update-rc.d cupsd defaults 

Remove cupsd from all runlevels:

update-rc.d -f cupsd remove

Config Files

/etc/make.conf and use flags

While in gentoo there are a large number of configuration files which exist to control the behaviour of the package management system, there are comparatively fewer in Debian, as there is no need to dictate how to compile software which is downloaded and tweak/alter this purpose. In gentoo, the file Template:Filename is used for much configuration; this includes USE flags, which influence which elements of packages are compiled, and which libraries to build support for - common USE flags (USE or -USE to specifically negate support) include 'gtk gnome' for gnome users (and a corresponding -qt -kde -arts) and 'qt kde arts' for kde users.
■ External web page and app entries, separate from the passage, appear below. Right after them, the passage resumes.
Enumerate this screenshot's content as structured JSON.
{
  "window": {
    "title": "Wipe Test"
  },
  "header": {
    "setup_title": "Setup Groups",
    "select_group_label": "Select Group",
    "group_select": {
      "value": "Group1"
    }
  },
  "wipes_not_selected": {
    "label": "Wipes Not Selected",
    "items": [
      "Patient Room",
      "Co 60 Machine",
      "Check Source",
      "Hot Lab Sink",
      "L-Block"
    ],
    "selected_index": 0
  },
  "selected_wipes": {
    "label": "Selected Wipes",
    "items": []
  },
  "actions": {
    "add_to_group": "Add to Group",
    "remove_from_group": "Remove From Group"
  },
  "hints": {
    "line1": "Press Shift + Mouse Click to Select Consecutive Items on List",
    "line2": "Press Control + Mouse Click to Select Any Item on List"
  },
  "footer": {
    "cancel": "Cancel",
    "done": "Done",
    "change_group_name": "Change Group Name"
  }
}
A gentoo user's complete set of use flags may look something like this:

USE="-kde -arts -qt xv truetype bluetooth crypt slang readline gpm berkdb mmx gdbm tcpd pam libwww ssl nls ethereal perl python esd gif imlib sdl oggvorbis mpeg gnome gtk X motif opengl avi png tiff nptl pcmcia nptl ldap eds"

arch and repositories

Gentoo

Also in Template:Filename is the ACCEPT_KEYWORDS setting, with (for an X86-based processor) two settings, x86 for stabler packages, and ~x86 for bleeding edge packages. It is however not recommended to make this change in Template:Filename. Rather configure this per-package in Template:Filename. It's enough to put a line into that file naming the package. That file might look like this:

  app-crypt/gpg-agent
  app-text/docbook-xsl-stylesheets
  =app-text/docbook-xml-dtd-4.3-r1

The last line says, that only version 4.3-r1 should be unmasked. Older and newer versions will still be ignored.

Debian

Setting this in Debian is slightly more complicated, and is accomplished by setting different 'repositories' in Template:Filename - along with which 'tree' to use for packages; in debian, these are stable, testing, and unstable. An Template:Filename file for a debian testing user may look something like this:

 deb http://mirrors.kernel.org/debian testing main non-free contrib
 deb http://www.debian-multimedia.org testing main
 deb http://security.debian.org testing/updates main contrib non-free

Alternatively, Template:Filename can contain any number of repositories for any trees, and a default tree (this can be overridden using the -t switch on the command line) in Template:Filename:

  APT::Default-Release "testing";

Per-package settings go in Template:Filename, somewhat like Gentoo's Template:Filename.

network

To configure your ethernet interfaces, take a look at:

Gentoo

Template:Box File

Note that this has changed recently. For more information please refer to http://www.gentoo.org/doc/en/handbook/handbook-x86.xml?part=4

Debian

Template:Box File

X

To configure your X server, take a look at:

Gentoo

As root:

X --configure
cp /root/xorg.conf.new /etc/X11/xorg.conf

Debian

To get a basic X configuration at Template:Filename in Debian Stable (codenamed Etch) and unstable (codenamed sid):

dpkg-reconfigure xserver-xorg

In the older stable release (codenamed sarge) used XFree86 4.3, which uses Template:Filename:

dpkg-reconfigure xserver-xfree86

TODO

other configuration files; zh:TIP Converting from or to Debian

External Links

From Debian To Gentoo

Debian Restarting Services